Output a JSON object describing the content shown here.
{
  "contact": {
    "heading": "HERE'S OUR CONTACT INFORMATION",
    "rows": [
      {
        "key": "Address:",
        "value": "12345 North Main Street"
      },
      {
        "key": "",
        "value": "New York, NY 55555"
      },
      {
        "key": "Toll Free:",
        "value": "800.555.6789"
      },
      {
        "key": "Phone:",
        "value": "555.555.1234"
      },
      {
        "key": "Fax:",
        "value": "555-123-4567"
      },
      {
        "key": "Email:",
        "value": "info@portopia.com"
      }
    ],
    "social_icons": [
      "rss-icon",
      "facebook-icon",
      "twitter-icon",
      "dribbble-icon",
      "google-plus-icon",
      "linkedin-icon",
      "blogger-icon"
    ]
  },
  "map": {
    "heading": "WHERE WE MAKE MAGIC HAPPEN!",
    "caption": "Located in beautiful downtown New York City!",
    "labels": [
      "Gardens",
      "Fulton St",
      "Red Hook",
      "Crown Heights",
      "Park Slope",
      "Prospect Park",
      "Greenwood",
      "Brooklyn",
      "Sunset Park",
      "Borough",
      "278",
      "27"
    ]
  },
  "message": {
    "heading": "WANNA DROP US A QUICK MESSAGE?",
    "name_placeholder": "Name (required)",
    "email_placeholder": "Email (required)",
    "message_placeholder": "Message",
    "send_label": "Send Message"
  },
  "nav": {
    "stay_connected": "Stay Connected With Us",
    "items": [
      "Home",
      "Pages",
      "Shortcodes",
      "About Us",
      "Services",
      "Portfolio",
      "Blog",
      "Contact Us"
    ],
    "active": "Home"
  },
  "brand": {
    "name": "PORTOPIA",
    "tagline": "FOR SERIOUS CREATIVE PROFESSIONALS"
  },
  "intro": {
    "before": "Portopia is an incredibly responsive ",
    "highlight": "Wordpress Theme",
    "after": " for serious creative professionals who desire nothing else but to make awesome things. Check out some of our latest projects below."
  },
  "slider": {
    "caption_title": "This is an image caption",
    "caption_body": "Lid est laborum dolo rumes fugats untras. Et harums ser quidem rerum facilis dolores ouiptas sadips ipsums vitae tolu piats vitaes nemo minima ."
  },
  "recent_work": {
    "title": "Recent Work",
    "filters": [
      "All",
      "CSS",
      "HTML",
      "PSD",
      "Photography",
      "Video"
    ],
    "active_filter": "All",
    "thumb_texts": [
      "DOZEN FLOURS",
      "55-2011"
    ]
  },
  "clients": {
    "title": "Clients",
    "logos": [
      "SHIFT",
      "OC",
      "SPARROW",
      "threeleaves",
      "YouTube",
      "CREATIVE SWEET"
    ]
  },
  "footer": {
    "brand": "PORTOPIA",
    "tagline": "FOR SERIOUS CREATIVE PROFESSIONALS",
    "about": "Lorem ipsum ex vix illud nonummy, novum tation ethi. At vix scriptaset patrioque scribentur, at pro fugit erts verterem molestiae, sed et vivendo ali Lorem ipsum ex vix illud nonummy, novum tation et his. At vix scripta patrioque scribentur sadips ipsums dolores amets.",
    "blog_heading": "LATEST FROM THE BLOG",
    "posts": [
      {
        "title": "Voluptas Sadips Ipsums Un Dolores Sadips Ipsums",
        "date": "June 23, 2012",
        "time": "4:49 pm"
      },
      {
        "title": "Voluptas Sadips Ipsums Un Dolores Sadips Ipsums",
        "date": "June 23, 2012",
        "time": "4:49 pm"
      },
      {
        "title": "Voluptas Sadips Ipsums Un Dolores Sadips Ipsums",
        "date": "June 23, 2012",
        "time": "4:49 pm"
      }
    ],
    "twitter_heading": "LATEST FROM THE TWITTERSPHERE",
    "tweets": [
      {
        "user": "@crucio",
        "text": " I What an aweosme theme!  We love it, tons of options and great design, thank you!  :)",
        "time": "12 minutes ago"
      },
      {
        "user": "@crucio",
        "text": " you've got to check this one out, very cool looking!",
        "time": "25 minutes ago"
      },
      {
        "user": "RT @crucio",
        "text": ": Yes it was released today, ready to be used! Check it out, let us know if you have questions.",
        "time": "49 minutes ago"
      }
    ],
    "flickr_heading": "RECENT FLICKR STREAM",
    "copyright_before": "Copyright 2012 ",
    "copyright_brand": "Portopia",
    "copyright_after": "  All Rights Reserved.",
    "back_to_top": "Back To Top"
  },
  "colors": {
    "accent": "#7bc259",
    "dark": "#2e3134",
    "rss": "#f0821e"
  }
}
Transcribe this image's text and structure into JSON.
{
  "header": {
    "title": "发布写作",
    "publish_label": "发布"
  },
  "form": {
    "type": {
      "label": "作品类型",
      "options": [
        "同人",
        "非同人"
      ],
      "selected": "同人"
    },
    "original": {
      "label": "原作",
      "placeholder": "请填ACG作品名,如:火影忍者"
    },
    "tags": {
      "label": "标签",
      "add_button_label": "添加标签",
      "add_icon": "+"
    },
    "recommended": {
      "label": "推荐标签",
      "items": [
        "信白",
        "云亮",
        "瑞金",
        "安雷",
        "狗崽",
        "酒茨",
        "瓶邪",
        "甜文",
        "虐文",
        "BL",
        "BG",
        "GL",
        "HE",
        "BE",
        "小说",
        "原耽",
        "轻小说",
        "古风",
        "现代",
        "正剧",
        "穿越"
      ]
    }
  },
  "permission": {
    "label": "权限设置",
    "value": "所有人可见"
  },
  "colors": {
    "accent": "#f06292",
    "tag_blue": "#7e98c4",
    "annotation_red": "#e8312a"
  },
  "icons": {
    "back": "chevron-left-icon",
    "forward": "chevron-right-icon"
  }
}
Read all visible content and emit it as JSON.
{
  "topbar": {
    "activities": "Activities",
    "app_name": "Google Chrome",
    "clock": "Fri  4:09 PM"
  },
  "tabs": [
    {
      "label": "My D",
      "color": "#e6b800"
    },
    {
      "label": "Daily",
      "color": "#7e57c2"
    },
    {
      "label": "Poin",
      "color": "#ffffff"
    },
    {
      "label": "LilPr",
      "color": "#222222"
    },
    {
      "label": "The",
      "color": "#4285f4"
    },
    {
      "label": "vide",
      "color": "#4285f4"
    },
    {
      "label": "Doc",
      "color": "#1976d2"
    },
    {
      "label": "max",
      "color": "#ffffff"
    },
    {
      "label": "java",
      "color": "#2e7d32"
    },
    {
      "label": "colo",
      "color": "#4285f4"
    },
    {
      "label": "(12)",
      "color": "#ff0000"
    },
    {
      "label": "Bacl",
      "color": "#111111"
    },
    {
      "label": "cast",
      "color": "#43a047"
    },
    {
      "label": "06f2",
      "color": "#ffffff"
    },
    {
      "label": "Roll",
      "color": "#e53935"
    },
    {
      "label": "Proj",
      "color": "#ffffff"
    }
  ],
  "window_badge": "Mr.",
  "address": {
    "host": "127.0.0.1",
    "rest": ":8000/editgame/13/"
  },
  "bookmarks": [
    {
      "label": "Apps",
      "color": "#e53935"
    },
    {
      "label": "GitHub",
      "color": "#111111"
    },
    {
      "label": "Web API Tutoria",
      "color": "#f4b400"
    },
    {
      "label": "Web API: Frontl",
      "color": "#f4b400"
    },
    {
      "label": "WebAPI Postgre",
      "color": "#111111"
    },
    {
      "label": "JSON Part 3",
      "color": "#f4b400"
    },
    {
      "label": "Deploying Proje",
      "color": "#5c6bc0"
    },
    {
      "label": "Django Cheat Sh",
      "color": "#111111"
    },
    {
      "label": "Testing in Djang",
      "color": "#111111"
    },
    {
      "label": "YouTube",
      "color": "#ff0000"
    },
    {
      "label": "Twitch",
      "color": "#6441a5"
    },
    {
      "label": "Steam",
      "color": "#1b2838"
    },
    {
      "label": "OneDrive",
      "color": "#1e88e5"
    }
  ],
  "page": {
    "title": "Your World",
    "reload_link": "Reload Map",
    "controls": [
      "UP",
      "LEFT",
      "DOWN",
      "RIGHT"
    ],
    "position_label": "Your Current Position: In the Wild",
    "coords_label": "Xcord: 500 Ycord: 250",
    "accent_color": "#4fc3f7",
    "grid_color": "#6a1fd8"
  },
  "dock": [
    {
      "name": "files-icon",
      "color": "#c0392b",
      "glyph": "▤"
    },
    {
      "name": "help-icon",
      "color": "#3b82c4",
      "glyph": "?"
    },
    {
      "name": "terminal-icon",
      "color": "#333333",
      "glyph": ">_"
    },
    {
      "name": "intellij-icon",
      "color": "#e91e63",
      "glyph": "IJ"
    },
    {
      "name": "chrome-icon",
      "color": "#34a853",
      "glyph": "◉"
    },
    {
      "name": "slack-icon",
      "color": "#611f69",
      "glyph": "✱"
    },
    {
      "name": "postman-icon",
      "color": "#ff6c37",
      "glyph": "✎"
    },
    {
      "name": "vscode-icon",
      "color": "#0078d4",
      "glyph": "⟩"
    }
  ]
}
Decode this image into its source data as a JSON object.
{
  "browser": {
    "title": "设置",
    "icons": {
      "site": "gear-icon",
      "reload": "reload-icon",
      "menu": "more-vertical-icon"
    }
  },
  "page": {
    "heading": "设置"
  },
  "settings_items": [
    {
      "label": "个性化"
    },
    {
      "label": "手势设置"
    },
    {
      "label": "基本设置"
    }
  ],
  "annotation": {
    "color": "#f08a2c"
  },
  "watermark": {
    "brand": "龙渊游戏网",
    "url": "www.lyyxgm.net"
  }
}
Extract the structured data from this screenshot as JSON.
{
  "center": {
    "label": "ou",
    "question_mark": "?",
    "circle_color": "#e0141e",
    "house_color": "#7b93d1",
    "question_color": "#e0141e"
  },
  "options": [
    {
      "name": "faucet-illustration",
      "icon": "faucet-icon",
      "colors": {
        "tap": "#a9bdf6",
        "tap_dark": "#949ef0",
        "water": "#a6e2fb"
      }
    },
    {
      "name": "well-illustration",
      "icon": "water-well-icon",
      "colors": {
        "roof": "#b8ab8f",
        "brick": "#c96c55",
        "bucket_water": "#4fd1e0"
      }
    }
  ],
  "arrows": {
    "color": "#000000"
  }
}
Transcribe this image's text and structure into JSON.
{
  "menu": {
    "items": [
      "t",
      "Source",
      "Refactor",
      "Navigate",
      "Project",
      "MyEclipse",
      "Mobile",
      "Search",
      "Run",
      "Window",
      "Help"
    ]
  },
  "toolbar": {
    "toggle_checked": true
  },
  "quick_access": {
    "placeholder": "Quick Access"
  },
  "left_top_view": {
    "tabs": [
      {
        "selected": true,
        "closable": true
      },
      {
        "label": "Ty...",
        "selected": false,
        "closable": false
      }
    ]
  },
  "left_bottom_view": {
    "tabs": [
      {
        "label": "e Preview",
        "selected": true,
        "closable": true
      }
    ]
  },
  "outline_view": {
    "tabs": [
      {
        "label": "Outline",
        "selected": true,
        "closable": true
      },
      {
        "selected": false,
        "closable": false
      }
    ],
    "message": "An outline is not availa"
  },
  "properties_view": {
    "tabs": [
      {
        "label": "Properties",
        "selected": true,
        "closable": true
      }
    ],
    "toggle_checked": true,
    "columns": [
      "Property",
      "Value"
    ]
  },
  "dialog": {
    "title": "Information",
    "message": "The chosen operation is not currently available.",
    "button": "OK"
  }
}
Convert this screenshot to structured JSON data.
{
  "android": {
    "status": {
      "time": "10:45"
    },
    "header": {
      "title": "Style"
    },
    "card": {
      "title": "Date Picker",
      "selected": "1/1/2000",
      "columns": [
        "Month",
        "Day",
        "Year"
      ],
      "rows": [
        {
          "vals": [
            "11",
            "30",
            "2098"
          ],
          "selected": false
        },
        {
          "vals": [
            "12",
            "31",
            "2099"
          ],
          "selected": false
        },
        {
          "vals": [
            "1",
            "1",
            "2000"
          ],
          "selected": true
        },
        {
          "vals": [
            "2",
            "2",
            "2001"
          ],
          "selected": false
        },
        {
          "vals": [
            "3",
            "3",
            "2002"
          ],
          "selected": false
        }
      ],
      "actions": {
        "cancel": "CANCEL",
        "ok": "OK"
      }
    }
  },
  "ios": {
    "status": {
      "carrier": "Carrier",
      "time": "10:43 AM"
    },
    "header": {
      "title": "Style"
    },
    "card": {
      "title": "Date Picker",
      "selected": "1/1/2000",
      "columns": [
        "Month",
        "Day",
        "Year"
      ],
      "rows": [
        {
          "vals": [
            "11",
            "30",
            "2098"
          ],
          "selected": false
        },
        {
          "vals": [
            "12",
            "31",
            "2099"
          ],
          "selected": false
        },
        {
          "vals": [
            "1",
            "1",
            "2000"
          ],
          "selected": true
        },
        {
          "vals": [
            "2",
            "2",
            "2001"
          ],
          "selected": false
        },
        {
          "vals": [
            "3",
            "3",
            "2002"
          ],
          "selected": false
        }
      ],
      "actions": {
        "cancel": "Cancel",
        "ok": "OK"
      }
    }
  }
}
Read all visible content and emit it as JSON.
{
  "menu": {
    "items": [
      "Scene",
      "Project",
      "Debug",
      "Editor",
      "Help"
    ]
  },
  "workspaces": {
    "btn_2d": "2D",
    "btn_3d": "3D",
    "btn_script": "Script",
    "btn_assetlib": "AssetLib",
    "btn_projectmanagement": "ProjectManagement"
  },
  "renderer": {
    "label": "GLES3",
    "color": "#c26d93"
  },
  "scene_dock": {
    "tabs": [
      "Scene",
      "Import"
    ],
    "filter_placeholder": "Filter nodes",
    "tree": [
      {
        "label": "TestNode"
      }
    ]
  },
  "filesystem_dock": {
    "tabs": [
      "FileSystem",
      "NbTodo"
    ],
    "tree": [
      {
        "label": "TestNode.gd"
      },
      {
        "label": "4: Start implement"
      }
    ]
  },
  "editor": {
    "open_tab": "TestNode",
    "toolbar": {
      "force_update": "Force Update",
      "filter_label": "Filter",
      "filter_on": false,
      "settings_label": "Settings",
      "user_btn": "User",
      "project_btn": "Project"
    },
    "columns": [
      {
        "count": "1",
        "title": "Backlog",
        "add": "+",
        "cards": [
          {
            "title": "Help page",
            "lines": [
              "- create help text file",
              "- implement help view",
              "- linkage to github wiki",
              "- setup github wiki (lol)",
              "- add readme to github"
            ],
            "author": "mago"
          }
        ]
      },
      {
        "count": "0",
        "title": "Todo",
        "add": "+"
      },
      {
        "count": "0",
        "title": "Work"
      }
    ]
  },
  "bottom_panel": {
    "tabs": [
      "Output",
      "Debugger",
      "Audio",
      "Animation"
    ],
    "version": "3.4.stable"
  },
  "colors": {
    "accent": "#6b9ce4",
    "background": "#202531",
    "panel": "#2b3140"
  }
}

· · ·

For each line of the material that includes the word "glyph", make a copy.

      "glyph": "▤"
      "glyph": "?"
      "glyph": ">_"
      "glyph": "IJ"
      "glyph": "◉"
      "glyph": "✱"
      "glyph": "✎"
      "glyph": "⟩"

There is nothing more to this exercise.